"This past summer, I was a marketing intern with Ubongo, an edutainment non-profit that creates educational content for children living in East Africa. I gained skills in online and social media marketing, content creation, and grant writing. I even designed a live beta-test to prototype an educational app that Ubongo was programming. My favorite part about this experience was learning how a non-profit should market its success and needs to several different stakeholders, including the target customers (children and their caregivers), foundation and government funders, and potential partners.

Ubongo tracks success by impact, so they have to ask important questions like: How many children are we reaching with our content, and how can we reach more children across Africa? Are we making an educational impact on children, and how can we make our material more educational yet entertaining?
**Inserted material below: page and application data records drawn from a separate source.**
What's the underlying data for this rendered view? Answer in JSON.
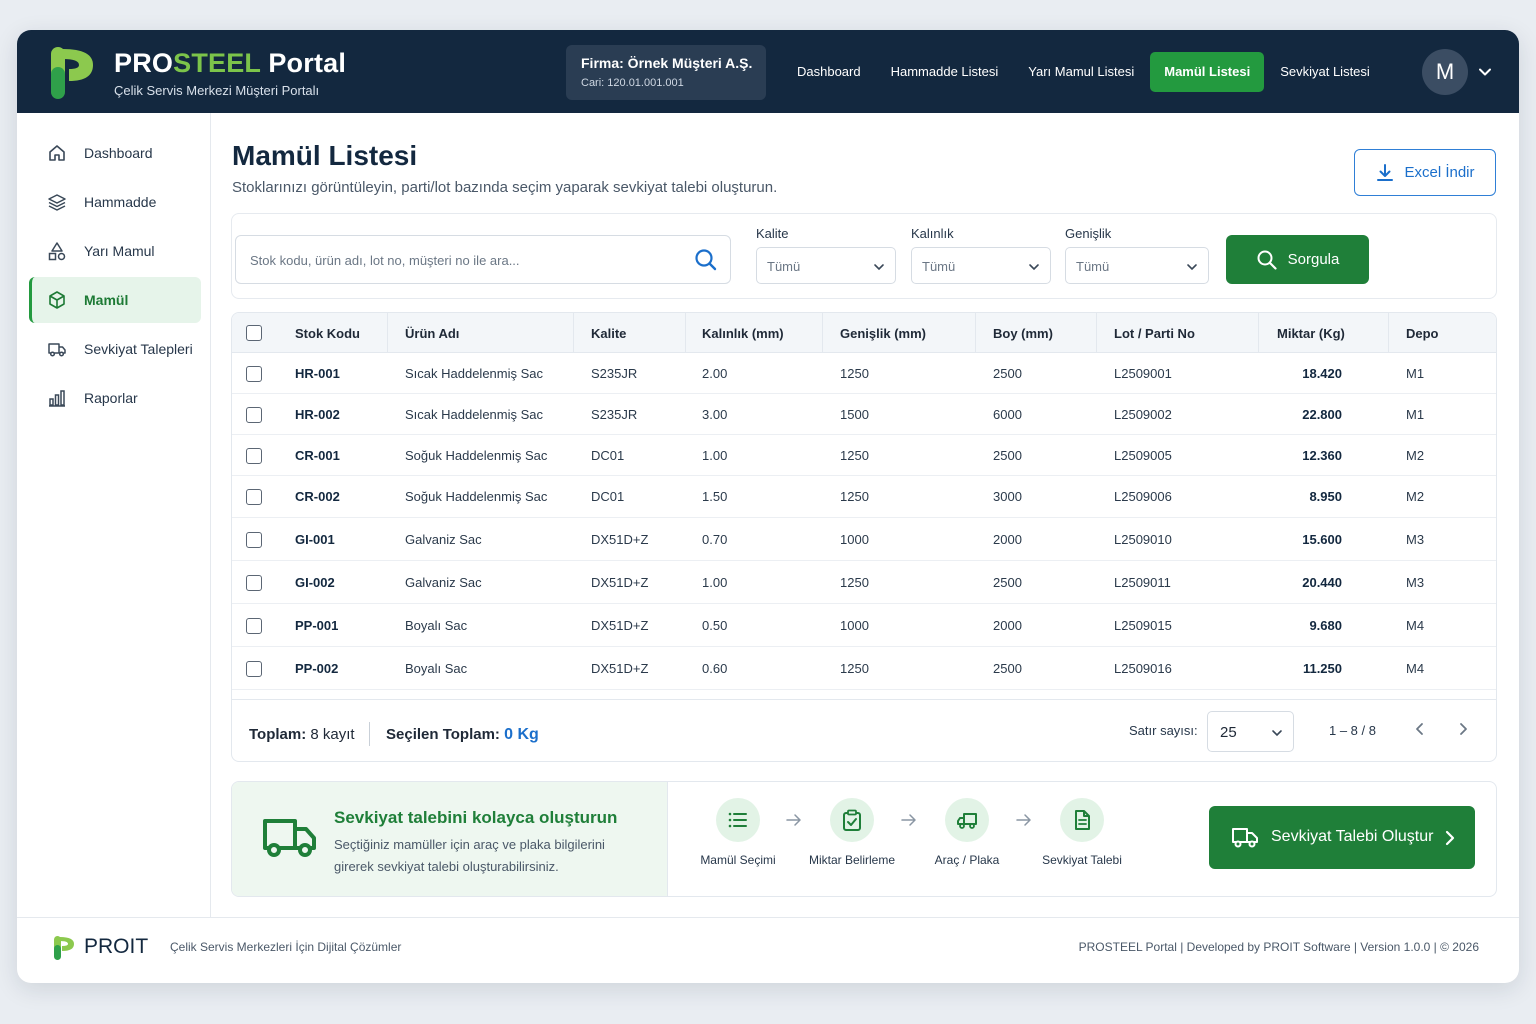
{
  "header": {
    "brand_pro": "PRO",
    "brand_steel": "STEEL",
    "brand_portal": " Portal",
    "subtitle": "Çelik Servis Merkezi Müşteri Portalı",
    "firm_name": "Firma: Örnek Müşteri A.Ş.",
    "firm_cari": "Cari: 120.01.001.001",
    "nav": [
      "Dashboard",
      "Hammadde Listesi",
      "Yarı Mamul Listesi",
      "Mamül Listesi",
      "Sevkiyat Listesi"
    ],
    "nav_active": "Mamül Listesi",
    "avatar_letter": "M"
  },
  "sidebar": {
    "items": [
      {
        "label": "Dashboard",
        "icon": "home-icon"
      },
      {
        "label": "Hammadde",
        "icon": "layers-icon"
      },
      {
        "label": "Yarı Mamul",
        "icon": "shapes-icon"
      },
      {
        "label": "Mamül",
        "icon": "cube-icon"
      },
      {
        "label": "Sevkiyat Talepleri",
        "icon": "truck-icon"
      },
      {
        "label": "Raporlar",
        "icon": "bar-chart-icon"
      }
    ],
    "active": "Mamül"
  },
  "main": {
    "title": "Mamül Listesi",
    "subtitle": "Stoklarınızı görüntüleyin, parti/lot bazında seçim yaparak sevkiyat talebi oluşturun.",
    "excel_label": "Excel İndir"
  },
  "filters": {
    "search_placeholder": "Stok kodu, ürün adı, lot no, müşteri no ile ara...",
    "kalite_label": "Kalite",
    "kalite_value": "Tümü",
    "kalinlik_label": "Kalınlık",
    "kalinlik_value": "Tümü",
    "genislik_label": "Genişlik",
    "genislik_value": "Tümü",
    "query_label": "Sorgula"
  },
  "table": {
    "columns": [
      "Stok Kodu",
      "Ürün Adı",
      "Kalite",
      "Kalınlık (mm)",
      "Genişlik (mm)",
      "Boy (mm)",
      "Lot / Parti No",
      "Miktar (Kg)",
      "Depo"
    ],
    "rows": [
      [
        "HR-001",
        "Sıcak Haddelenmiş Sac",
        "S235JR",
        "2.00",
        "1250",
        "2500",
        "L2509001",
        "18.420",
        "M1"
      ],
      [
        "HR-002",
        "Sıcak Haddelenmiş Sac",
        "S235JR",
        "3.00",
        "1500",
        "6000",
        "L2509002",
        "22.800",
        "M1"
      ],
      [
        "CR-001",
        "Soğuk Haddelenmiş Sac",
        "DC01",
        "1.00",
        "1250",
        "2500",
        "L2509005",
        "12.360",
        "M2"
      ],
      [
        "CR-002",
        "Soğuk Haddelenmiş Sac",
        "DC01",
        "1.50",
        "1250",
        "3000",
        "L2509006",
        "8.950",
        "M2"
      ],
      [
        "GI-001",
        "Galvaniz Sac",
        "DX51D+Z",
        "0.70",
        "1000",
        "2000",
        "L2509010",
        "15.600",
        "M3"
      ],
      [
        "GI-002",
        "Galvaniz Sac",
        "DX51D+Z",
        "1.00",
        "1250",
        "2500",
        "L2509011",
        "20.440",
        "M3"
      ],
      [
        "PP-001",
        "Boyalı Sac",
        "DX51D+Z",
        "0.50",
        "1000",
        "2000",
        "L2509015",
        "9.680",
        "M4"
      ],
      [
        "PP-002",
        "Boyalı Sac",
        "DX51D+Z",
        "0.60",
        "1250",
        "2500",
        "L2509016",
        "11.250",
        "M4"
      ]
    ],
    "total_prefix": "Toplam:",
    "total_value": "8 kayıt",
    "selected_prefix": "Seçilen Toplam:",
    "selected_value": "0 Kg",
    "rows_label": "Satır sayısı:",
    "rows_per_page": "25",
    "page_info": "1 – 8 / 8"
  },
  "shipment": {
    "title": "Sevkiyat talebini kolayca oluşturun",
    "desc": "Seçtiğiniz mamüller için araç ve plaka bilgilerini girerek sevkiyat talebi oluşturabilirsiniz.",
    "steps": [
      {
        "label": "Mamül Seçimi",
        "icon": "list-icon"
      },
      {
        "label": "Miktar Belirleme",
        "icon": "clipboard-check-icon"
      },
      {
        "label": "Araç / Plaka",
        "icon": "truck-icon"
      },
      {
        "label": "Sevkiyat Talebi",
        "icon": "document-icon"
      }
    ],
    "create_label": "Sevkiyat Talebi Oluştur"
  },
  "footer": {
    "brand": "PROIT",
    "tagline": "Çelik Servis Merkezleri İçin Dijital Çözümler",
    "right": "PROSTEEL Portal | Developed by PROIT Software | Version 1.0.0 | © 2026"
  },
  "colors": {
    "header_bg": "#13283f",
    "brand_green": "#7cc44a",
    "primary_green": "#1f7f39",
    "accent_blue": "#1b6fcb"
  }
}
I think this question oriented mindset comes from their production and research model, which is based in human-centered design. This helps Ubongo remain aware of the needs of their target audience and means that they are always looking to improve their content. In a blog post I wrote for the Strauss Center during my internship, I talk more about how I think that human-centered design is a good model for designing international development projects."

How do you think your time as a Brumley Scholar has helped your marketing skills?

"In the fall, we took a research and professional development course with Dr. Weaver. She emphasized improving our writing and essentially taught us how to market ourselves online and in applications. The course required us to complete an application for the Truman Fellowship. The personal statement and policy proposal helped my marketing skills in a different way as I learned how to be even more succinct with my writing and how to better utilize my words and evidence to appeal to my audience. Similarly, I was able to practice my content creation skills as we were required to write four blog posts for our class, two of which covered Strauss Center events."

Any thoughts to the kinds of roles you’ll be pursuing after graduation?

"I’m hoping to find a role that allows me to combine my research interests in international development and peacebuilding with my professional experiences in marketing and communications. I would also like to spend more time living abroad in a Francophone country. After I work for a few years, I aspire to return to school to get a doctorates degree in international development and global policy or political communications."

Thank you Elizabeth!